Six peaceful protesters supporting same-sex marriages were told by the postmaster to leave the grounds of the Chester Post Office Monday afternoon.
As each raised signs, on National Tax Day, calling attention to the tax inequities faced by same-sex couples, the group was forced to trek a hundred yards to West Hundred Road and continued their protest, which lasted for another hour and a half.
“I wonder if that would have happened if we were protesting something else,” said Billy Squier, the only gay person protesting. The other five protestors were happily-married couples from the area.
One married couple, Tiffany and Chris Word, both chapter leaders of Marriage Equality USA in Virginia, also protested Monday. According to a press release they shared on behalf the event, tax inequities result from state and federal laws refusing to recognize or extend civil marriage protections to same-sex couples – a total of 1,138 rights, they said, have been denied to this particular demographic.

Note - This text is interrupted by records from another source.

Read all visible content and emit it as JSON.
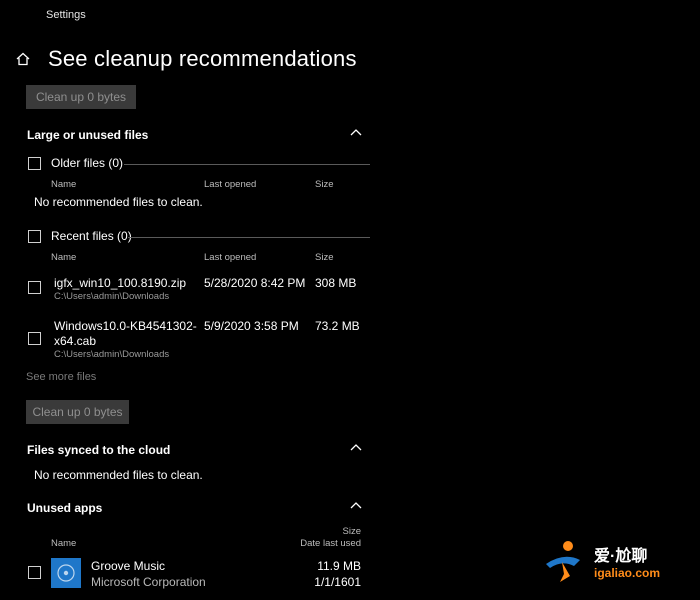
{
  "window": {
    "title": "Settings"
  },
  "page": {
    "title": "See cleanup recommendations"
  },
  "top_button": {
    "label": "Clean up 0 bytes"
  },
  "large_unused": {
    "title": "Large or unused files",
    "older": {
      "label": "Older files (0)",
      "columns": [
        "Name",
        "Last opened",
        "Size"
      ],
      "empty_message": "No recommended files to clean."
    },
    "recent": {
      "label": "Recent files (0)",
      "columns": [
        "Name",
        "Last opened",
        "Size"
      ],
      "files": [
        {
          "name": "igfx_win10_100.8190.zip",
          "path": "C:\\Users\\admin\\Downloads",
          "last_opened": "5/28/2020 8:42 PM",
          "size": "308 MB"
        },
        {
          "name_line1": "Windows10.0-KB4541302-",
          "name_line2": "x64.cab",
          "path": "C:\\Users\\admin\\Downloads",
          "last_opened": "5/9/2020 3:58 PM",
          "size": "73.2 MB"
        }
      ]
    },
    "see_more": "See more files",
    "button": "Clean up 0 bytes"
  },
  "cloud": {
    "title": "Files synced to the cloud",
    "empty_message": "No recommended files to clean."
  },
  "unused_apps": {
    "title": "Unused apps",
    "columns": {
      "name": "Name",
      "size": "Size",
      "date": "Date last used"
    },
    "apps": [
      {
        "name": "Groove Music",
        "publisher": "Microsoft Corporation",
        "size": "11.9 MB",
        "date": "1/1/1601"
      }
    ]
  },
  "watermark": {
    "text": "爱·尬聊",
    "domain": "igaliao.com"
  },
  "colors": {
    "background": "#000000",
    "button": "#3a3a3a",
    "accent": "#1f77c9",
    "watermark": "#ff8c1a"
  }
}
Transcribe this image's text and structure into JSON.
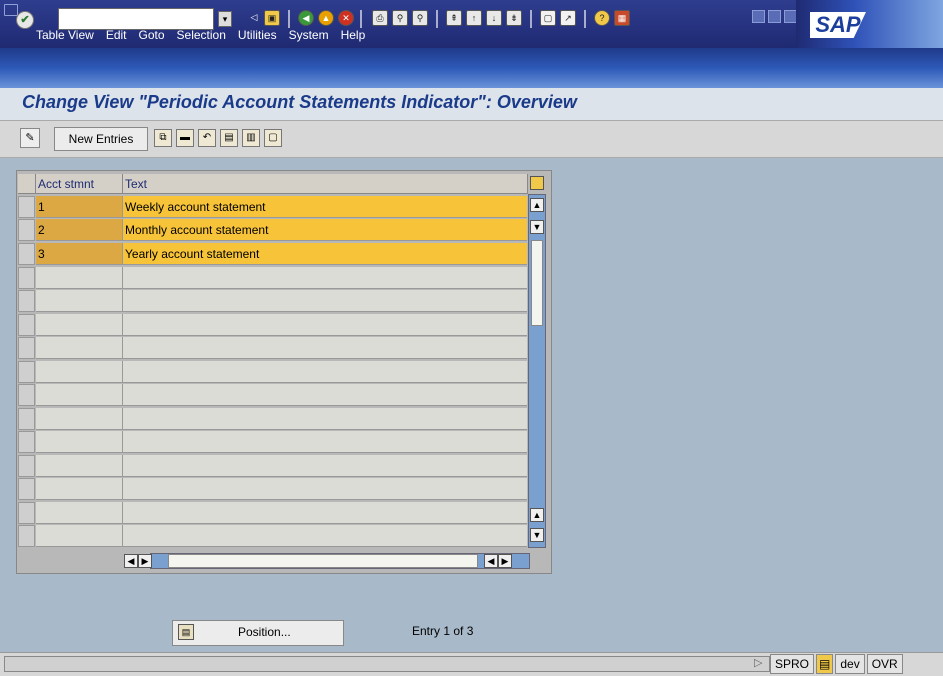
{
  "menubar": {
    "items": [
      "Table View",
      "Edit",
      "Goto",
      "Selection",
      "Utilities",
      "System",
      "Help"
    ],
    "brand": "SAP"
  },
  "toolbar": {
    "ok_label": "✔",
    "command_value": ""
  },
  "title": "Change View \"Periodic Account Statements Indicator\": Overview",
  "app_toolbar": {
    "new_entries_label": "New Entries"
  },
  "table": {
    "columns": [
      "Acct stmnt",
      "Text"
    ],
    "rows": [
      {
        "code": "1",
        "text": "Weekly account statement"
      },
      {
        "code": "2",
        "text": "Monthly account statement"
      },
      {
        "code": "3",
        "text": "Yearly account statement"
      }
    ]
  },
  "footer": {
    "position_label": "Position...",
    "entry_text": "Entry 1 of 3"
  },
  "statusbar": {
    "transaction": "SPRO",
    "client": "dev",
    "mode": "OVR"
  },
  "colors": {
    "menubar": "#2f3d8f",
    "title": "#1a3a8a",
    "row_highlight": "#f7c338",
    "row_key": "#dca843",
    "background": "#a8b9c9"
  }
}
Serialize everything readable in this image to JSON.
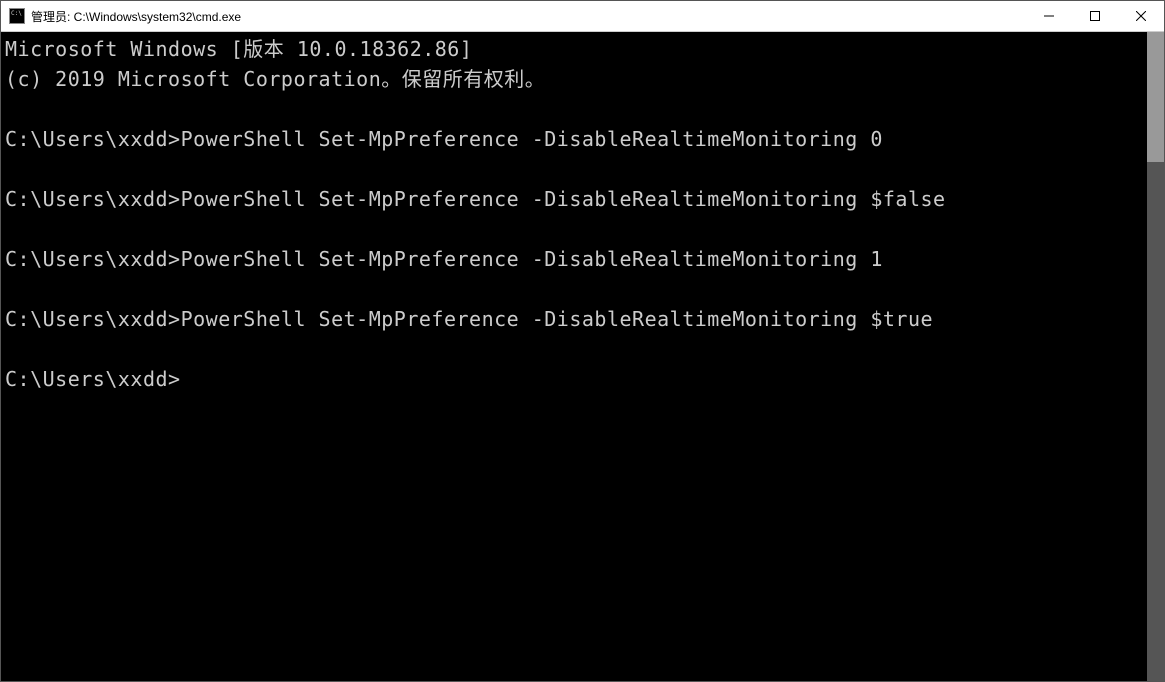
{
  "window": {
    "title": "管理员: C:\\Windows\\system32\\cmd.exe",
    "icon": "cmd-icon"
  },
  "controls": {
    "minimize": "minimize",
    "maximize": "maximize",
    "close": "close"
  },
  "terminal": {
    "header_line1": "Microsoft Windows [版本 10.0.18362.86]",
    "header_line2": "(c) 2019 Microsoft Corporation。保留所有权利。",
    "prompt": "C:\\Users\\xxdd>",
    "commands": [
      {
        "prompt": "C:\\Users\\xxdd>",
        "input": "PowerShell Set-MpPreference -DisableRealtimeMonitoring 0"
      },
      {
        "prompt": "C:\\Users\\xxdd>",
        "input": "PowerShell Set-MpPreference -DisableRealtimeMonitoring $false"
      },
      {
        "prompt": "C:\\Users\\xxdd>",
        "input": "PowerShell Set-MpPreference -DisableRealtimeMonitoring 1"
      },
      {
        "prompt": "C:\\Users\\xxdd>",
        "input": "PowerShell Set-MpPreference -DisableRealtimeMonitoring $true"
      }
    ],
    "current_prompt": "C:\\Users\\xxdd>",
    "current_input": ""
  }
}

“If same-sex couples were simply recognized as ‘married’ this whole nightmare for everyone would end. It is so simple to treat everyone equally and such a pain to try to create separate and inferior categories for same-sex couples who simply want to be taxed and treated the same as all other married couples,” said Ms. Word, in the press release delivered that morning.

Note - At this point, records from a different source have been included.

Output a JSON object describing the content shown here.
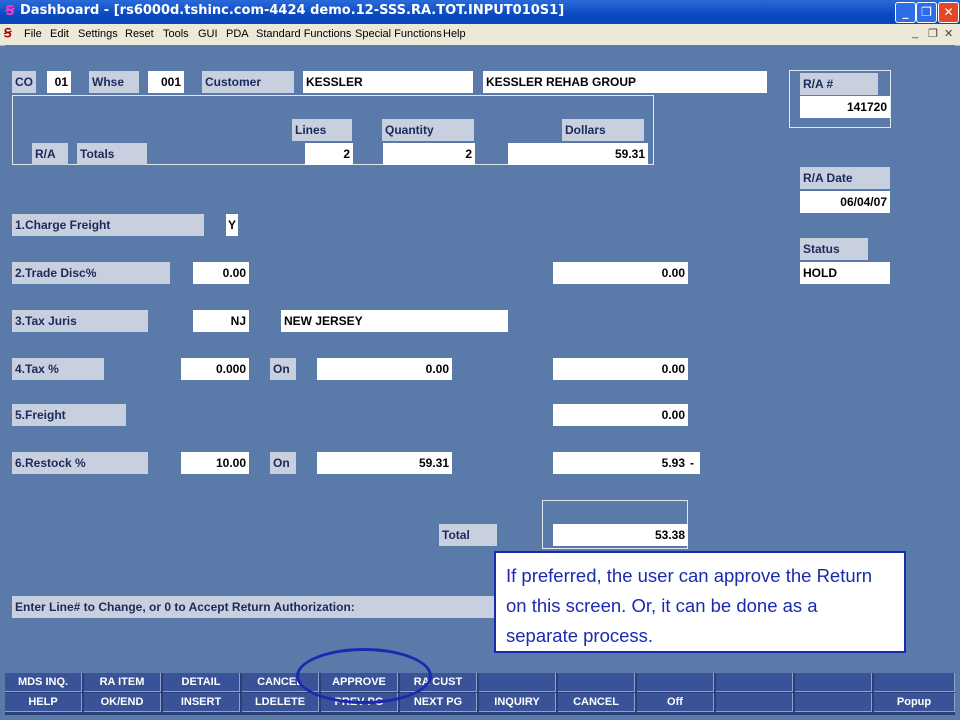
{
  "window": {
    "title": "Dashboard - [rs6000d.tshinc.com-4424 demo.12-SSS.RA.TOT.INPUT010S1]",
    "app_icon": "sss-logo-icon",
    "buttons": {
      "minimize": "_",
      "maximize": "❐",
      "close": "✕"
    }
  },
  "menu": {
    "items": [
      "File",
      "Edit",
      "Settings",
      "Reset",
      "Tools",
      "GUI",
      "PDA",
      "Standard Functions",
      "Special Functions",
      "Help"
    ],
    "mdi_controls": [
      "_",
      "❐",
      "✕"
    ]
  },
  "header": {
    "co_label": "CO",
    "co_value": "01",
    "whse_label": "Whse",
    "whse_value": "001",
    "customer_label": "Customer",
    "customer_value": "KESSLER",
    "customer_name": "KESSLER REHAB GROUP",
    "ra_label": "R/A #",
    "ra_value": "141720"
  },
  "totals_grid": {
    "ra_label": "R/A",
    "totals_label": "Totals",
    "lines_label": "Lines",
    "lines_value": "2",
    "quantity_label": "Quantity",
    "quantity_value": "2",
    "dollars_label": "Dollars",
    "dollars_value": "59.31"
  },
  "side": {
    "ra_date_label": "R/A Date",
    "ra_date_value": "06/04/07",
    "status_label": "Status",
    "status_value": "HOLD"
  },
  "lines": {
    "charge_freight_label": "1.Charge Freight",
    "charge_freight_value": "Y",
    "trade_disc_label": "2.Trade Disc%",
    "trade_disc_value": "0.00",
    "trade_disc_amount": "0.00",
    "tax_juris_label": "3.Tax Juris",
    "tax_juris_code": "NJ",
    "tax_juris_name": "NEW JERSEY",
    "tax_pct_label": "4.Tax %",
    "tax_pct_value": "0.000",
    "tax_on_label": "On",
    "tax_on_value": "0.00",
    "tax_amount": "0.00",
    "freight_label": "5.Freight",
    "freight_amount": "0.00",
    "restock_label": "6.Restock %",
    "restock_value": "10.00",
    "restock_on_label": "On",
    "restock_on_value": "59.31",
    "restock_amount": "5.93",
    "restock_sign": "-"
  },
  "total": {
    "label": "Total",
    "value": "53.38"
  },
  "prompt": {
    "text": "Enter Line# to Change, or 0 to Accept Return Authorization:"
  },
  "callout": {
    "text": "If preferred, the user can approve the Return on this screen.  Or, it can be done as a separate process."
  },
  "fkeys": {
    "row1": [
      "MDS INQ.",
      "RA ITEM",
      "DETAIL",
      "CANCEL",
      "APPROVE",
      "RA CUST",
      "",
      "",
      "",
      "",
      "",
      ""
    ],
    "row2": [
      "HELP",
      "OK/END",
      "INSERT",
      "LDELETE",
      "PREV PG",
      "NEXT PG",
      "INQUIRY",
      "CANCEL",
      "Off",
      "",
      "",
      "Popup"
    ]
  },
  "colors": {
    "background": "#5a7aaa",
    "label": "#c8d0e0",
    "callout_border": "#1a2ab0",
    "fkey": "#3a5298"
  }
}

Her husband, Chris, a former US marine, said it would probably be a surprise to the community that the people who started the local chapter were “straight.”

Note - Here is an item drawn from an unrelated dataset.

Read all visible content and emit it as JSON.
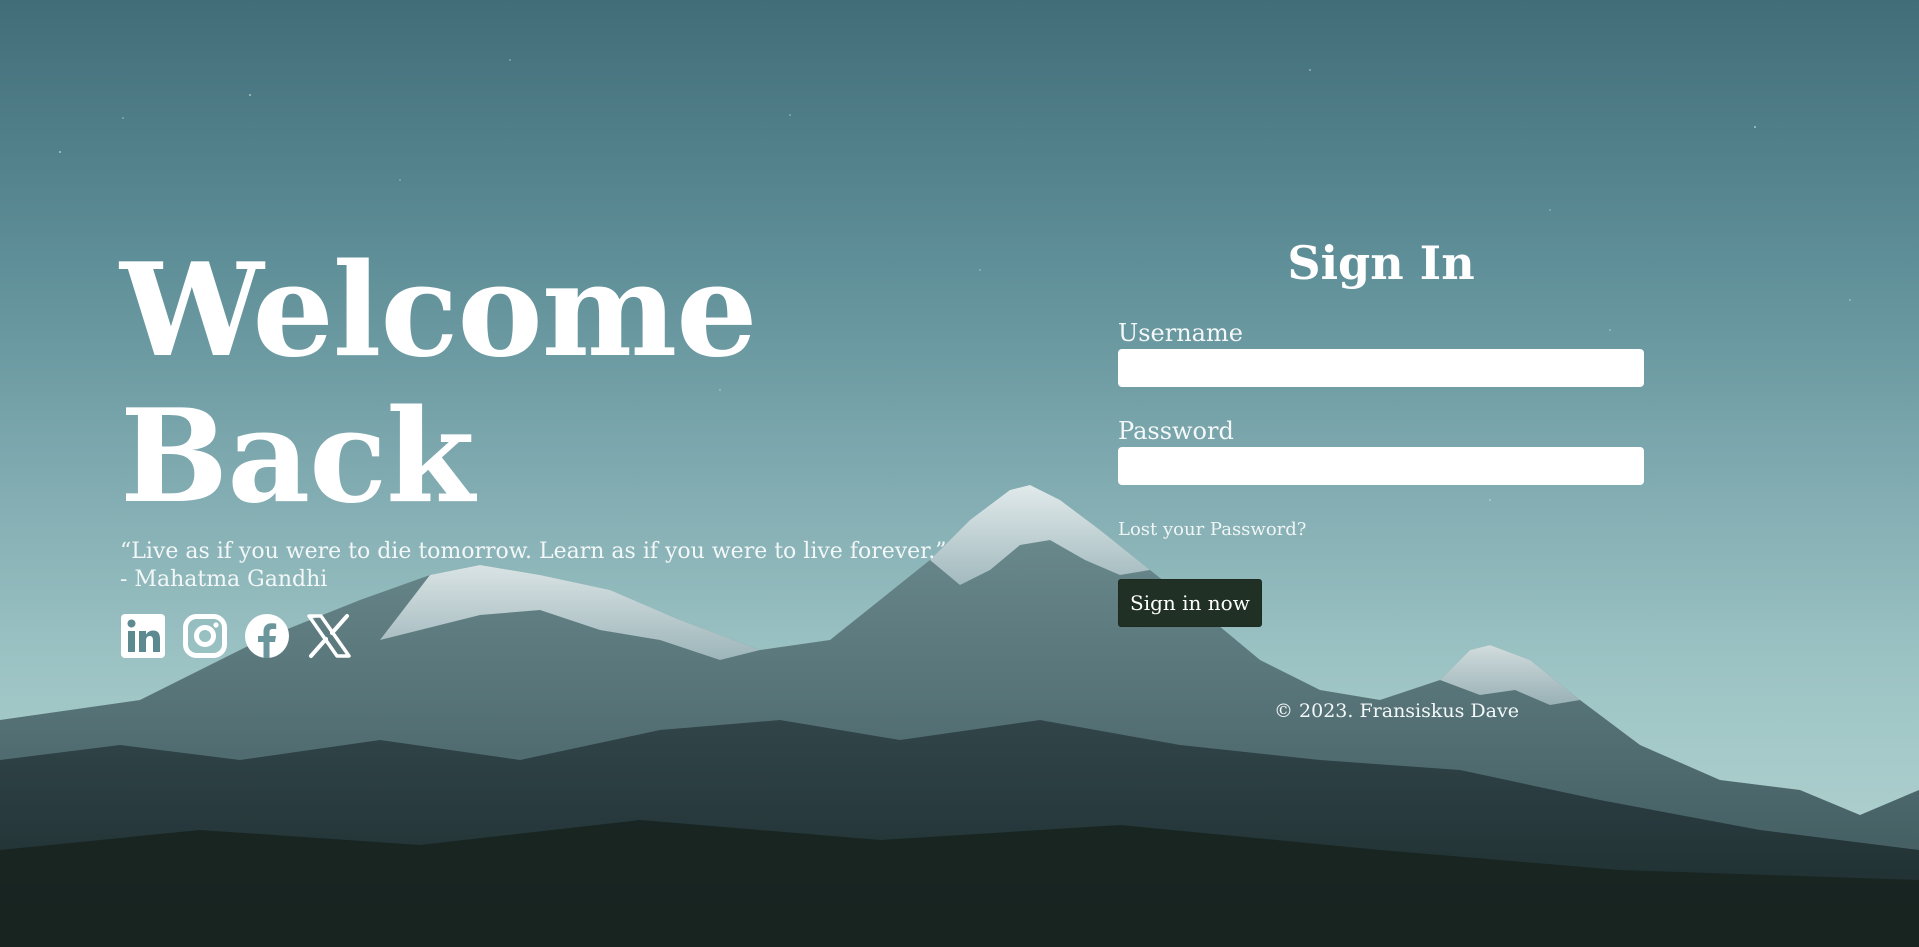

For the protestors, their forced relocation to West Hundred Road only facilitated the effect of their demonstration. There, drivers passing by showed their acknowledgment by honking at them.
When asked why they were so compliant in moving off the grounds of the Post Office, protestor Chet Waldrod with his wife, Barbara, said, “We didn’t want to get arrested because have church after this.”